“The Story of the Ski Jump”
One of my ski-lift talks was about the meanwhile dismantled ski jump of the Wurmberg. The scaffolding with the platform was left standing. In the past, the viewing platform of the ski jump was exactly 1000 metres above sea level, while the Wurmberg reached 971 metres.
In GDR times the usage of the ski jump was not without problems, I learn. Since it was dangerously close to the former zone border, rubber ropes had to be used to prevent the ski jumpers from coming to a standstill on GDR territory after touching down.
“Secret tip: get to the gondola on time”
The check-in at the gondola works perfectly if you don’t catch days when people are crowding the Wurmberg. Then it can happen that you have to wait for two hours. In order to avoid such adversities, one should be at the counter on time for the opening of the cable car at 8.45 o’clock. On the other hand, waiting times are sometimes also a problem in renowned ski resorts in the Alps.
“Internet presence in need of improvement”
The presentation of the Wurmberg Ski Resort on the Internet still leaves room for improvement, according to the opinion of numerous, especially younger, conversation partners. The ambience and the dimension would hardly be visually clear, i.e. as far as the visual language is concerned.
During the winter holidays, Ski enthusiasts and their children from the nearby East German states come to the Wurmberg in large numbers. A week later Danish and Dutch dominate the slopes – because of the winter holidays in these countries – and much to the delight of hoteliers and pension owners. Braunlage needs winter tourism.
Soup at “Puppe”
The three people from Bad Harzburg have a special tip for me at the end. They have bought a 4-hour ticket and are about to return to Harzburg at noon. Before that, they intend to enjoy one of the legendary soups of the delicatessen shop “Puppe” in Braunlage. “You have to try them,” they told me. Others point out that “Puppe” is said to offer well-known sausage specialities from deer and wild boar.
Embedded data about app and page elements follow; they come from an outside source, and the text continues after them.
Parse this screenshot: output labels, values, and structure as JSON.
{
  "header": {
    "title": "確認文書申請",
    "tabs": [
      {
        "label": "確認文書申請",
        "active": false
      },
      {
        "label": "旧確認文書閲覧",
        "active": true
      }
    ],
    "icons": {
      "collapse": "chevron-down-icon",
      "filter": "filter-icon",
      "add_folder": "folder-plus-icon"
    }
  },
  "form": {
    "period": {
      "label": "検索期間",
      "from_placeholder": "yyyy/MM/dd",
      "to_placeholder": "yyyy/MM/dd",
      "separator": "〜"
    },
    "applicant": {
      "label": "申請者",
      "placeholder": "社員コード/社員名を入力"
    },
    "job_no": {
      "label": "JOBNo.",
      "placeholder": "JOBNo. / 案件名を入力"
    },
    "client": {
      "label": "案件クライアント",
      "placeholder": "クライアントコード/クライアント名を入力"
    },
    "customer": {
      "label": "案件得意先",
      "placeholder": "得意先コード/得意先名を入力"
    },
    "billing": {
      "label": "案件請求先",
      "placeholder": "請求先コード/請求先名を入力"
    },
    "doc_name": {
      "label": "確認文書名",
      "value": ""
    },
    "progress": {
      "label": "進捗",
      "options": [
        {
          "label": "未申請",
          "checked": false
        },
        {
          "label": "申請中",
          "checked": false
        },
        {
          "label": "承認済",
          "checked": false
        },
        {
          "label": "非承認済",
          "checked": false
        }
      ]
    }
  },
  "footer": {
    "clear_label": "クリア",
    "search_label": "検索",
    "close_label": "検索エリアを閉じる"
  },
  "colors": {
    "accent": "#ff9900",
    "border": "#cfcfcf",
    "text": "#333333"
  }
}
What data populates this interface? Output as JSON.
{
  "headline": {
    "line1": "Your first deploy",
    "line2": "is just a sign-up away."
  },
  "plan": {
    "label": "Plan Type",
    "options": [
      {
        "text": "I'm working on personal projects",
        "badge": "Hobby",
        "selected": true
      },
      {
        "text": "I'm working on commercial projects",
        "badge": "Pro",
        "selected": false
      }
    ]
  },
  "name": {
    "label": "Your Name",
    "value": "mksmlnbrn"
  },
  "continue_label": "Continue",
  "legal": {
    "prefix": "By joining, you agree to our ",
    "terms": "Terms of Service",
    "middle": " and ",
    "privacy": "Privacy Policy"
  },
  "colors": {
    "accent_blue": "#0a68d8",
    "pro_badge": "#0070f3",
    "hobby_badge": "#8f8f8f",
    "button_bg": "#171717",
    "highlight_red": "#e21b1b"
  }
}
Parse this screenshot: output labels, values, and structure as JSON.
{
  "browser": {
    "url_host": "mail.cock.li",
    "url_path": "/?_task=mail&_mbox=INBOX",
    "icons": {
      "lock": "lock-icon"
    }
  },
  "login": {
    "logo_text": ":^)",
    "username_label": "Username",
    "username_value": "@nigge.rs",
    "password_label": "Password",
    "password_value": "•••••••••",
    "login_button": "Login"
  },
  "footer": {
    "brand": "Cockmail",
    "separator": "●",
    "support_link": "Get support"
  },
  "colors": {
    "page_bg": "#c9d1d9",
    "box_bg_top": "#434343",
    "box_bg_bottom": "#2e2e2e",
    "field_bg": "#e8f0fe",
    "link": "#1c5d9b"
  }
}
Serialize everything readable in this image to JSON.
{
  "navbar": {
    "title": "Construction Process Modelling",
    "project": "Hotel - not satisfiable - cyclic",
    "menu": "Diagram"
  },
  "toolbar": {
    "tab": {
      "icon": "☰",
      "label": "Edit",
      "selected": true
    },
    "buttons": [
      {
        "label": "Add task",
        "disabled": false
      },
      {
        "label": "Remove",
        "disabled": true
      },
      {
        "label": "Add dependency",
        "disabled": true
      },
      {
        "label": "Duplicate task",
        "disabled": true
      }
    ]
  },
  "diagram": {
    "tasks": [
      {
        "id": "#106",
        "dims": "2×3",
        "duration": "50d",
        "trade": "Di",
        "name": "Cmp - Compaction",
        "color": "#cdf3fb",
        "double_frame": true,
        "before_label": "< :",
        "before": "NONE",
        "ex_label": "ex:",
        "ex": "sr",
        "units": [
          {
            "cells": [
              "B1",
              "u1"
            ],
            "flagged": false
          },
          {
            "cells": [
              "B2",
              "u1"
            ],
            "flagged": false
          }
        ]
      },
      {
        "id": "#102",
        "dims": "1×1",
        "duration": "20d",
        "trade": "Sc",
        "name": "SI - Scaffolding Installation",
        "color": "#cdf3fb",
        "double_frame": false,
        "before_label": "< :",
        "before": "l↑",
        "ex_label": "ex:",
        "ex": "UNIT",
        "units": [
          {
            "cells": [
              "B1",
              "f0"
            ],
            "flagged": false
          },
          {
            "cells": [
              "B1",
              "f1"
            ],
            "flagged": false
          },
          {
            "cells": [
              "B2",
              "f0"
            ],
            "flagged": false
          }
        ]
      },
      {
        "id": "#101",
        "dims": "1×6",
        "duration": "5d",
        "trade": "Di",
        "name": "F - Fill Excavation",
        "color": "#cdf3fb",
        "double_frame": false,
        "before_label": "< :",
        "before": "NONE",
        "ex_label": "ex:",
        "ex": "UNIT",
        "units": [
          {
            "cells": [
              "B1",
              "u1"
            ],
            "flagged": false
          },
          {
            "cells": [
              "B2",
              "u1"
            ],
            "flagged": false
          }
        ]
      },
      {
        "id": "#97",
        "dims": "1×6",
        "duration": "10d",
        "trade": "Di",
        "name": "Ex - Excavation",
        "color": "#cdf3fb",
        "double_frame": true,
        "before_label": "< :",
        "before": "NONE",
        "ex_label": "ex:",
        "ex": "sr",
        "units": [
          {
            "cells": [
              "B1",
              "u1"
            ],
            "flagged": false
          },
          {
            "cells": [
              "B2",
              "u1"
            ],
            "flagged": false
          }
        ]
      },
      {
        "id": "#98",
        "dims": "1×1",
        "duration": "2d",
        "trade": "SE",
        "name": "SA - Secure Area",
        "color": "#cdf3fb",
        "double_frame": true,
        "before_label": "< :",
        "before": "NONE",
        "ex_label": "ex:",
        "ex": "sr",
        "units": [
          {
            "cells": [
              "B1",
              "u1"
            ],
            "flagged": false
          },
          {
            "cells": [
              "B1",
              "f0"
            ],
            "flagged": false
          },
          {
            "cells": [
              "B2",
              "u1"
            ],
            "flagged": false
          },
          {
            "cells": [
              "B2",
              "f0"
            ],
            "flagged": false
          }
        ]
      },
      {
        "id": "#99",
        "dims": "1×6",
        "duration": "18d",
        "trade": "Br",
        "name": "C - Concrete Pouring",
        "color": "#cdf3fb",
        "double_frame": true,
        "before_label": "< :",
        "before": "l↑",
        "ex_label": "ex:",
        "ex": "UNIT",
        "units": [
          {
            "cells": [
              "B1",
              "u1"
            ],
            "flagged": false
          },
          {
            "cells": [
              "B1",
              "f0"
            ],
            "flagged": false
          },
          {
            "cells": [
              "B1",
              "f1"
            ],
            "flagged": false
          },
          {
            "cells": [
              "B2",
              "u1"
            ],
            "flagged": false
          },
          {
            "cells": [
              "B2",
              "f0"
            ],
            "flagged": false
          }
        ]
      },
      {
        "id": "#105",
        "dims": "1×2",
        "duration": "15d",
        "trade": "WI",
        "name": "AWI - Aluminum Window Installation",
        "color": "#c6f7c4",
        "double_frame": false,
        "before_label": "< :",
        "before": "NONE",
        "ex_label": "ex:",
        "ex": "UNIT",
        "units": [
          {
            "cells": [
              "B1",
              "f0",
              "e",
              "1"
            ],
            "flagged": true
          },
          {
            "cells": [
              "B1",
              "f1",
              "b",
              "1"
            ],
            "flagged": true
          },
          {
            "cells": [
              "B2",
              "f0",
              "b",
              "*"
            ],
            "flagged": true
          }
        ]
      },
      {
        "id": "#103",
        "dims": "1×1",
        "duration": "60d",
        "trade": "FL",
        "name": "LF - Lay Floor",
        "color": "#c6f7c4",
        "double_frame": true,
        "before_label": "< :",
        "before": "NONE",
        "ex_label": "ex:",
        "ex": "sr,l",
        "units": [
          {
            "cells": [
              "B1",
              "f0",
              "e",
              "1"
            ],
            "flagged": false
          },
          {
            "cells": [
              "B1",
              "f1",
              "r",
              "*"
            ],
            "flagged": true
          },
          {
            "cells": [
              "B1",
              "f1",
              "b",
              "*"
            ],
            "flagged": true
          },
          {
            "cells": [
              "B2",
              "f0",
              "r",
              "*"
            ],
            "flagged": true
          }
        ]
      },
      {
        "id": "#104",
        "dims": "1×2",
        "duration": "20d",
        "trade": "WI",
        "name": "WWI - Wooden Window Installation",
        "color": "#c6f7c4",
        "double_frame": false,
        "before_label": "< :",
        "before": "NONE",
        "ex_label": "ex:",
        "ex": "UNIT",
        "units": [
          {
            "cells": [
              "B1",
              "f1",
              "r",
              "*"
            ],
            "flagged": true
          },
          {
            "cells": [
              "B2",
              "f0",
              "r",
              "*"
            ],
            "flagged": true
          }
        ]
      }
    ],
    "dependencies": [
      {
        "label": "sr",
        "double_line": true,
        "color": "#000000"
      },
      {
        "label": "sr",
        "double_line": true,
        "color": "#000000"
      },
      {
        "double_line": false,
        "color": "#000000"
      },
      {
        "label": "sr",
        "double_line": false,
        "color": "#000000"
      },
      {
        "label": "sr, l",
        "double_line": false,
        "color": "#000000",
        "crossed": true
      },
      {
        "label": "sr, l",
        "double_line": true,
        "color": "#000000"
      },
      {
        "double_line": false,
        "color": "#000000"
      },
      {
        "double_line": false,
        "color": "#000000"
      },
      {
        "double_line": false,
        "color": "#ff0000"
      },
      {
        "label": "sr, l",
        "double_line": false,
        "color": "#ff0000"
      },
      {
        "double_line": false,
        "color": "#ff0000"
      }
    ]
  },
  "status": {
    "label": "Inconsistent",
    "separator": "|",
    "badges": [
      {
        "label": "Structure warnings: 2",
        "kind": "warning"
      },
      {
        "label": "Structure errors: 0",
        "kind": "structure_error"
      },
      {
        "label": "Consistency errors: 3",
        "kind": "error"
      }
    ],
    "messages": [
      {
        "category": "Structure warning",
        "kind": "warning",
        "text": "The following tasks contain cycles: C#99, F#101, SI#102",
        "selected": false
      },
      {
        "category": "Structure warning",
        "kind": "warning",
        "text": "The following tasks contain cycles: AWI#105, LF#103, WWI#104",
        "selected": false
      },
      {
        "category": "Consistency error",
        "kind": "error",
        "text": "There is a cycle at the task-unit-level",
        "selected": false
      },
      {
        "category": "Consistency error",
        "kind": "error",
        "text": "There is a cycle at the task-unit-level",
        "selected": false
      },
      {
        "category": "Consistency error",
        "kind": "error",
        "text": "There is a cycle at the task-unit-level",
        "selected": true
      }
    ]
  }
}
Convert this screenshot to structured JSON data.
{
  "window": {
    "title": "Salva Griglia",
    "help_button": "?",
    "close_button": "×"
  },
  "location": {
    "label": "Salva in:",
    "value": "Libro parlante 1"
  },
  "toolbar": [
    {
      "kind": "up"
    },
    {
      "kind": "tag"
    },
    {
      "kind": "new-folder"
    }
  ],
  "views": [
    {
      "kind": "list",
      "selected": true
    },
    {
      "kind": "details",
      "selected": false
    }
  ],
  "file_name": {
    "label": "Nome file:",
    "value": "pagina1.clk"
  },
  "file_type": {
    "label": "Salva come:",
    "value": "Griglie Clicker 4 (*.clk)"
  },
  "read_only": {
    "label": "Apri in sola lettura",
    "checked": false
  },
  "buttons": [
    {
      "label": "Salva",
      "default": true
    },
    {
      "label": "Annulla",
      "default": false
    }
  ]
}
“More ski-lift conversations”
- Of course, a skiing area like the Wurmberg is extremely dependent on the snow conditions. And the more than 100 snow-making systems – fed by a so-called “Schnei-See” – can only start operating from minus 4 degrees Celsius and below. The entire complex, in which around 12 million euros were invested in 2013, is therefore heavily dependent on the weather conditions in winter. The company only writes black numbers after 34 days of operation with enough snow, a lift neighbour knows to report.
- What is pleasantly noticeable in comparison to many ski resorts in the Alps is the fact that there is no loud music on the mountain huts.
- The operator does always provide new attractions. In this winter, skiing under floodlight is possible for the first time.
- And what happened to the idea of a ski swing into the neighbouring Schierke? “The project isn’t off the table yet” says another lift companion. This is also confirmed by Dirk Nüsse. The operator of the Wurmberg cable car would very much appreciate it if there were a real ski swing and not just a single descent.
I’ve grown fond of the Wurmberg this winter. The memory reservoirs are full to bursting. And I’m already looking forward to discover his green spring side.
Text, photos and design: Michael Hotop, Jochen Hotop